Care Home Fee Planning – Protecting Your Home
One of the most common enquiries we receive from clients is in relation to protecting the family home from care fees. This can often be achieved by a couple preparing Wills in terms that provide that, for example, children inherit a half share of the property on the first death ensuring that the same is ring-fenced from future care fees of survivors.
In light of the Government’s recent announcement (as at November 2021) in relation to applying a cap on care fees, Samuel Dale considers whether it is still necessary to prepare a Will in such terms or indeed take any action to protect the home.
As at November 2021, the position is that an individual pays for all of their care until their assets drop to £23,250 at which point you pay a contribution towards the costs until your assets drop to £14,250. There is no cap on fees paid.
The “Relative’s Property Disregard” can ignore the value of an individual’s property from this calculation if, for example, a spouse, civil partner or dependent continues to reside in the same.
Care Home Fee Cap
The headline is that individuals will never contribute more than £86,000 towards the cost of care fees. As it currently stands no such cap exists.
It is important to note, however, that this cap does not apply to the entirety of the fees paid towards care.
Care home fees can vary significantly. Many care home fees charge in excess of £1,000 per week. Costs for food and accommodation itself do not count towards the limit. The cap only applies to the cost of “personal care”.
Additionally, following an amendment to the proposals, the cap only applies to the amount an individual pays themselves and not the amount from any state help received.
When care is required, a means assessment will be carried out. If an individual has assets worth more than £100,000 then they will have to pay all the care fees themselves. Once assets fall below £100,000, individuals would be able to claim a contribution from their local council. Said contribution will be means tested.
People with assets under £20,000 will not have to contribute to their care costs from capital albeit may have to contribute from income received. The “Relative’s Property Disregard” as referred to above will continue to apply.
When Will These Changes Be Introduced?
These changes are to apply from October 2023. Only care payments made after October 2023 will count towards the cap.
Is Care Home Fee Planning Still Relevant?
Whilst some firms provide a “one size fits all” approach to Will drafting and care home fee planning, Butcher & Barlow prides itself on always providing tailored advice to individual clients.
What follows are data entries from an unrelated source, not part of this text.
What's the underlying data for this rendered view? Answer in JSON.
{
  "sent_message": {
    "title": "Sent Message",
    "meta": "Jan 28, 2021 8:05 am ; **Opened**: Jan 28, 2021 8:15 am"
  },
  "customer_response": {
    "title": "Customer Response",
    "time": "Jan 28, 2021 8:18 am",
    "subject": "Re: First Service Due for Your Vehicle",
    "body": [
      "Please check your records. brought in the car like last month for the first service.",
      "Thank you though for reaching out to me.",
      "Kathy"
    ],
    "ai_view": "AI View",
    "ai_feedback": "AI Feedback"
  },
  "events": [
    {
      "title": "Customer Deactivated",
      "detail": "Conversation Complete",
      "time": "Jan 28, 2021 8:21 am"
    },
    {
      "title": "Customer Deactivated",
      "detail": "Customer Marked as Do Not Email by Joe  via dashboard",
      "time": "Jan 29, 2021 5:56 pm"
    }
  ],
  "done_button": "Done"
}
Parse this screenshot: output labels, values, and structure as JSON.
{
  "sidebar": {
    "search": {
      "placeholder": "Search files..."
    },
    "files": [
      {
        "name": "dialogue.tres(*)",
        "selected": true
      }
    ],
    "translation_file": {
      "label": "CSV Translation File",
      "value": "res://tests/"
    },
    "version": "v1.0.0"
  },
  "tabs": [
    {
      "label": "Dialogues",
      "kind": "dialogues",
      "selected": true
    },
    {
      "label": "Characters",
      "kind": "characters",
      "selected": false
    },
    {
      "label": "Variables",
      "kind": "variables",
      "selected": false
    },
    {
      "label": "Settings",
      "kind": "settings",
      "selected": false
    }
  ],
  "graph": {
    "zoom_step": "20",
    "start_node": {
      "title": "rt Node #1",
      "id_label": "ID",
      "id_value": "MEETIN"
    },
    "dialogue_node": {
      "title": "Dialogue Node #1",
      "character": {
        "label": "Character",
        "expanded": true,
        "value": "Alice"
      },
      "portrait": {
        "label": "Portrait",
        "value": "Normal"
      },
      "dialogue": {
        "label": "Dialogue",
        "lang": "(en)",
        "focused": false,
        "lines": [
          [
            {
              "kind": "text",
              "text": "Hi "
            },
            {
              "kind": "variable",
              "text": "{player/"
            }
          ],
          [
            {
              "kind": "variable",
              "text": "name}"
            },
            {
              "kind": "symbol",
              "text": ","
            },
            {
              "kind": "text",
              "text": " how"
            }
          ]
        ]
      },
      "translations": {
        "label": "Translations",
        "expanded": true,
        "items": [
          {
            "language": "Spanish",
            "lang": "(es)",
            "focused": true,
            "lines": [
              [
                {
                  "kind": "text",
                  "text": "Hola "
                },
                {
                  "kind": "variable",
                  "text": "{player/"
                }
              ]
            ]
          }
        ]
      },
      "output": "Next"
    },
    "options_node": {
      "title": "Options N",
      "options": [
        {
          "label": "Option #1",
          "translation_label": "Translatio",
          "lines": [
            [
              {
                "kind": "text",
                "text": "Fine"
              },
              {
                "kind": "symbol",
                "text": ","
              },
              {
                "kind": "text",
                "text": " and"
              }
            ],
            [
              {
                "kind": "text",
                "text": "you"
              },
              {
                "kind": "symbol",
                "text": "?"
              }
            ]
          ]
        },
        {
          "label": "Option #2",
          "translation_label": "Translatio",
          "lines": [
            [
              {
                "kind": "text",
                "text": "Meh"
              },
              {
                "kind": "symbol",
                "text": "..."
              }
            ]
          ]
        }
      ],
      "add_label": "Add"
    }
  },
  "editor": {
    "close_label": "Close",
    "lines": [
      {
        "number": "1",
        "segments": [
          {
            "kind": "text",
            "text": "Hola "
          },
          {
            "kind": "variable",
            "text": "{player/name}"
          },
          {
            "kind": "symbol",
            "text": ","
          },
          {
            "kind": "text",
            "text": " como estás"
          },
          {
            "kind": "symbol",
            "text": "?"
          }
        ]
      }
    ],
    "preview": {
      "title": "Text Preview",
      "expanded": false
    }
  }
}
Under the current care home fee regime, it is not always appropriate to take measures typically used to reduce care home fee liability. For some, it will provide no benefit and create potential Capital Gains Tax liabilities for their beneficiaries.
Once the proposed changes are introduced, this position will remain the same. For some, no action will need to be taken. For others, the cap will have less benefit and there will still be a desire to maximise the inheritance left to their chosen beneficiaries.
Butcher & Barlow LLP
The Private Client team at Butcher & Barlow are available for advice and guidance with regard to the above. Our team is constantly engaging with all newly drafted legislation and as such are able to offer relevant advice to all matters related to protecting the future of you and your family. To book an appointment, please do not hesitate to contact your local office, or get in touch with Samuel directly at email@example.com.